**Material for the task**
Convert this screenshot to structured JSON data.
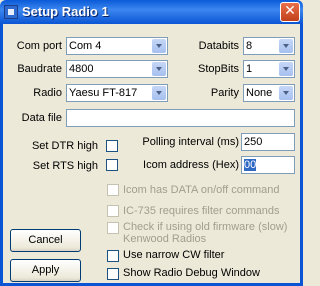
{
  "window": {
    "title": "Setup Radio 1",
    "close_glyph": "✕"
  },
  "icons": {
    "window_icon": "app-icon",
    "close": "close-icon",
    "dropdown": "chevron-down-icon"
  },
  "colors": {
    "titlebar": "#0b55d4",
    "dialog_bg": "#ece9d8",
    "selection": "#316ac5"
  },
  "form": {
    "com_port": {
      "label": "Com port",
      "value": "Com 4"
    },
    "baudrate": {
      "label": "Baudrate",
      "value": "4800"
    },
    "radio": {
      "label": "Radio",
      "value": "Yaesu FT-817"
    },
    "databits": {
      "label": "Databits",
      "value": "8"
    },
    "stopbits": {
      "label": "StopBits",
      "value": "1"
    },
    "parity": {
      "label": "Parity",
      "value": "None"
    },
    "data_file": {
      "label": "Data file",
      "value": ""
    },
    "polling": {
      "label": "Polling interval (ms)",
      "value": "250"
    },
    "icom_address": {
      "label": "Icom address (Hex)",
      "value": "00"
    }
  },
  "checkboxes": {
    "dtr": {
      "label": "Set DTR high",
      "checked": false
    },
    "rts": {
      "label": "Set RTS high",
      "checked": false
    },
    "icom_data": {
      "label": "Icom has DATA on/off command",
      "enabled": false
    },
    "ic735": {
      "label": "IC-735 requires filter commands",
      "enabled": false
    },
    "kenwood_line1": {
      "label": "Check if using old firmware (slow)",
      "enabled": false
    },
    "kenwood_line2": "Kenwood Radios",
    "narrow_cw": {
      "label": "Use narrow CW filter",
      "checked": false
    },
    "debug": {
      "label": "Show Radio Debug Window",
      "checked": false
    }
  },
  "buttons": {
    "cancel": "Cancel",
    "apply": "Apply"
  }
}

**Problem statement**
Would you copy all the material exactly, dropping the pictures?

**Task solution**
Convert this screenshot to structured JSON data.
{
  "window": {
    "title": "Setup Radio 1",
    "close_glyph": "✕"
  },
  "icons": {
    "window_icon": "app-icon",
    "close": "close-icon",
    "dropdown": "chevron-down-icon"
  },
  "colors": {
    "titlebar": "#0b55d4",
    "dialog_bg": "#ece9d8",
    "selection": "#316ac5"
  },
  "form": {
    "com_port": {
      "label": "Com port",
      "value": "Com 4"
    },
    "baudrate": {
      "label": "Baudrate",
      "value": "4800"
    },
    "radio": {
      "label": "Radio",
      "value": "Yaesu FT-817"
    },
    "databits": {
      "label": "Databits",
      "value": "8"
    },
    "stopbits": {
      "label": "StopBits",
      "value": "1"
    },
    "parity": {
      "label": "Parity",
      "value": "None"
    },
    "data_file": {
      "label": "Data file",
      "value": ""
    },
    "polling": {
      "label": "Polling interval (ms)",
      "value": "250"
    },
    "icom_address": {
      "label": "Icom address (Hex)",
      "value": "00"
    }
  },
  "checkboxes": {
    "dtr": {
      "label": "Set DTR high",
      "checked": false
    },
    "rts": {
      "label": "Set RTS high",
      "checked": false
    },
    "icom_data": {
      "label": "Icom has DATA on/off command",
      "enabled": false
    },
    "ic735": {
      "label": "IC-735 requires filter commands",
      "enabled": false
    },
    "kenwood_line1": {
      "label": "Check if using old firmware (slow)",
      "enabled": false
    },
    "kenwood_line2": "Kenwood Radios",
    "narrow_cw": {
      "label": "Use narrow CW filter",
      "checked": false
    },
    "debug": {
      "label": "Show Radio Debug Window",
      "checked": false
    }
  },
  "buttons": {
    "cancel": "Cancel",
    "apply": "Apply"
  }
}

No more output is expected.